**ACTION ITEM**
Go through the listing below and list every line with "test".

**SOURCE MATERIAL**
::::

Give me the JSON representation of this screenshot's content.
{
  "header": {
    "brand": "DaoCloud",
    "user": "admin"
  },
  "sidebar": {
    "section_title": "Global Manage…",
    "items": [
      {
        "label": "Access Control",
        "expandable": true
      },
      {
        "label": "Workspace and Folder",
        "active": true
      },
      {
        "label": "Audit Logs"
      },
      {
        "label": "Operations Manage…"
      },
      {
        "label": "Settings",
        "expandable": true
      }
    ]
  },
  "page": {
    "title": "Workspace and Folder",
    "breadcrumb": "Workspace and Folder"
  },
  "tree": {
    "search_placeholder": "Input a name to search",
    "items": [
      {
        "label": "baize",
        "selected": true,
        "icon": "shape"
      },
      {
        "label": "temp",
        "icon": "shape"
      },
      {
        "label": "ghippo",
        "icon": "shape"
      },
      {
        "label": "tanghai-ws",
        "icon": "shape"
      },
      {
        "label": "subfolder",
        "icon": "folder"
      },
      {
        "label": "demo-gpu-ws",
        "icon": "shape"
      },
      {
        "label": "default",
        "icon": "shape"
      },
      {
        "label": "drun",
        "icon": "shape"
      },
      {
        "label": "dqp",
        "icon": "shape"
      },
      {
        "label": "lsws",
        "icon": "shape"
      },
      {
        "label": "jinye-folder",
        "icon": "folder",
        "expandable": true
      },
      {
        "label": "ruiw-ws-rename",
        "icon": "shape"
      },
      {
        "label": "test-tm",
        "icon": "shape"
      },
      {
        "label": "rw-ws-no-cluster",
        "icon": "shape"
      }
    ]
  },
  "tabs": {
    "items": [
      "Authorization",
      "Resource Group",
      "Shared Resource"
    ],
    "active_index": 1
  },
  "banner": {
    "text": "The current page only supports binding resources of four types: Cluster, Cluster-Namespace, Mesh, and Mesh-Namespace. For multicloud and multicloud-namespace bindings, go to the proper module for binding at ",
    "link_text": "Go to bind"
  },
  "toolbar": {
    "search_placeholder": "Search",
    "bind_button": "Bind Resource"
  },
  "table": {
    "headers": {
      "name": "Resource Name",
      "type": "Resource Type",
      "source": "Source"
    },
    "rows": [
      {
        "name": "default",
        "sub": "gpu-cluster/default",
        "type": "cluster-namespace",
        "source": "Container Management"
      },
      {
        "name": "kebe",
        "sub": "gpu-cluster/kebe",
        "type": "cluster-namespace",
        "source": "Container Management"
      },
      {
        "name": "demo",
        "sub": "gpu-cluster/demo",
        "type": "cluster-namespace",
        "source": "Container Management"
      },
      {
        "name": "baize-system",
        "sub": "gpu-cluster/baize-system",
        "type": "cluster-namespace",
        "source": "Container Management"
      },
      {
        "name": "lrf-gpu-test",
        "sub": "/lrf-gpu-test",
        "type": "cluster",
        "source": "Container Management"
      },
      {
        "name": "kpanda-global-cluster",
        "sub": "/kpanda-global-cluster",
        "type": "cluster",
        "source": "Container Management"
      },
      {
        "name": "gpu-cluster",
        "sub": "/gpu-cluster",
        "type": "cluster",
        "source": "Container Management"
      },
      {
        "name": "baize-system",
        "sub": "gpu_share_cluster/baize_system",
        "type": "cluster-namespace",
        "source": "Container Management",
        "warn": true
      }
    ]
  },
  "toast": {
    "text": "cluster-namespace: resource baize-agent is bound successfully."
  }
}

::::

**SOLVED EXERCISE**
        "label": "test-tm",
        "name": "lrf-gpu-test",
        "sub": "/lrf-gpu-test",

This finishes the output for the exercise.